September 1, 2005

With the help of magnetic resonance imaging, University of Michigan researchers have determined that the external anal sphincter (EAS) has three different components: a main component (EAS-M), a lateral wing portion (EAS-W), and a subcutaneous component (SQ-EAS).

With the help of magnetic resonance imaging, University of Michigan researchers have determined that the external anal sphincter (EAS) has three different components: a main component (EAS-M), a lateral wing portion (EAS-W), and a subcutaneous component (SQ-EAS).

Investigators studied MRIs of 50 women who hadn't had children and conducted detailed 3-dimensional reconstruction of the EAS of three other subjects with clear anal sphincter anatomy. Outlines of each visible component were traced to create 3-D models in the three subjects. The criteria used for establishing separate components were the presence of a clear separation visible between one element and adjacent structures, or differing muscle origin or insertion.

"The previous data has been gathered from anatomists who have conducted cadaveric dissections," said Yvonne Hsu, MD, a third-year urogynecology fellow at the University of Michigan, Ann Arbor. "It's very difficult when dissecting a cadaver to separate the subdivisions."

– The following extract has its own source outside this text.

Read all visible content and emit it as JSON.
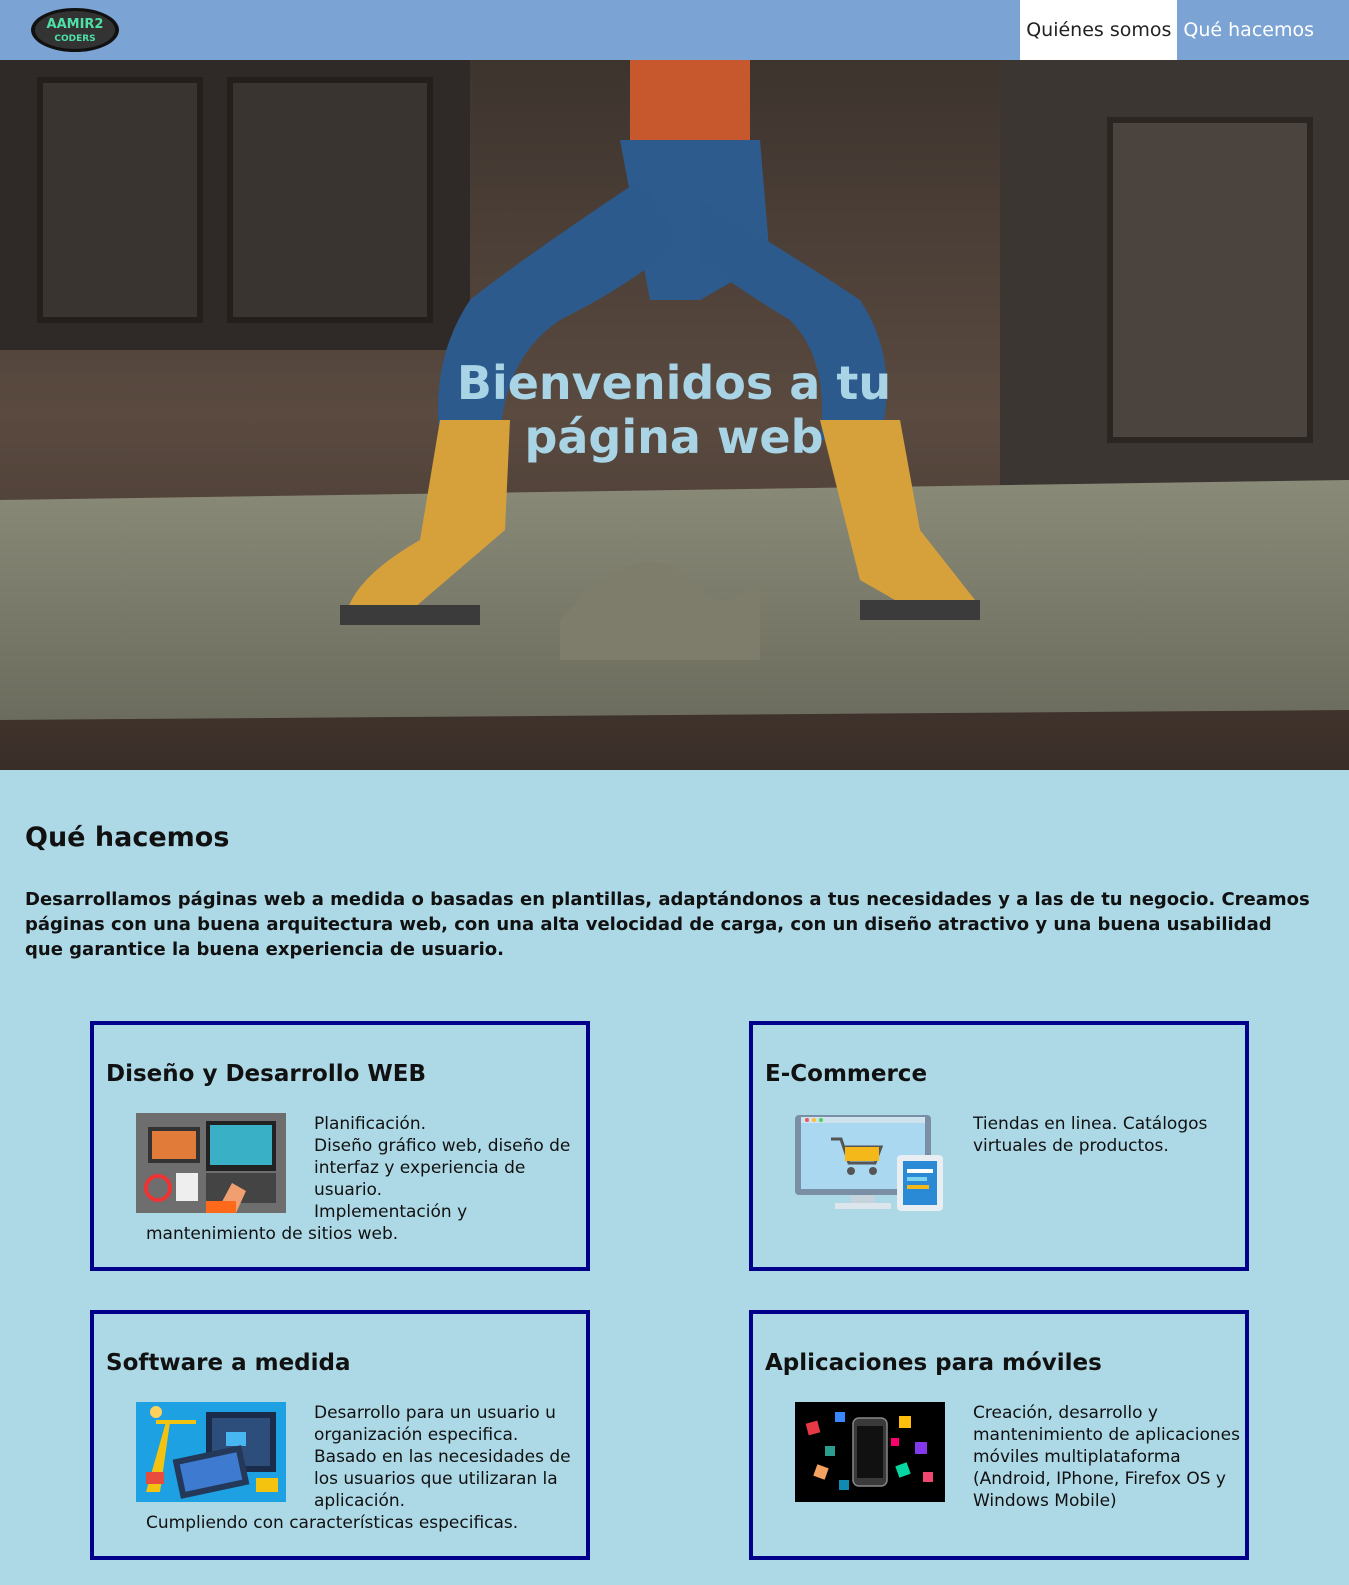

The precise number of subdivisions of the EAS has been a considerable source of controversy, with speculations including one, two, three or four components, Dr. Hsu said. She and colleagues morphologically reviewed the MRI scans of 50 subjects to ensure consistency with the results of 3-D modeling in three subjects.

"While there isn't a clinical application of this finding now, the hope is that if you can see a specific subdivision, then you can correlate the disruption in that specific subdivision with symptoms," she said. "This is preliminary data in the hopes of doing that in the future."

In particular, the discovery of a winged portion of the EAS was surprising, said Dr. Hsu."In quite a few patients, you can see a distinct separation between that and the puborectalis muscle. That led us to conclude it's part of the external anal sphincter," she said.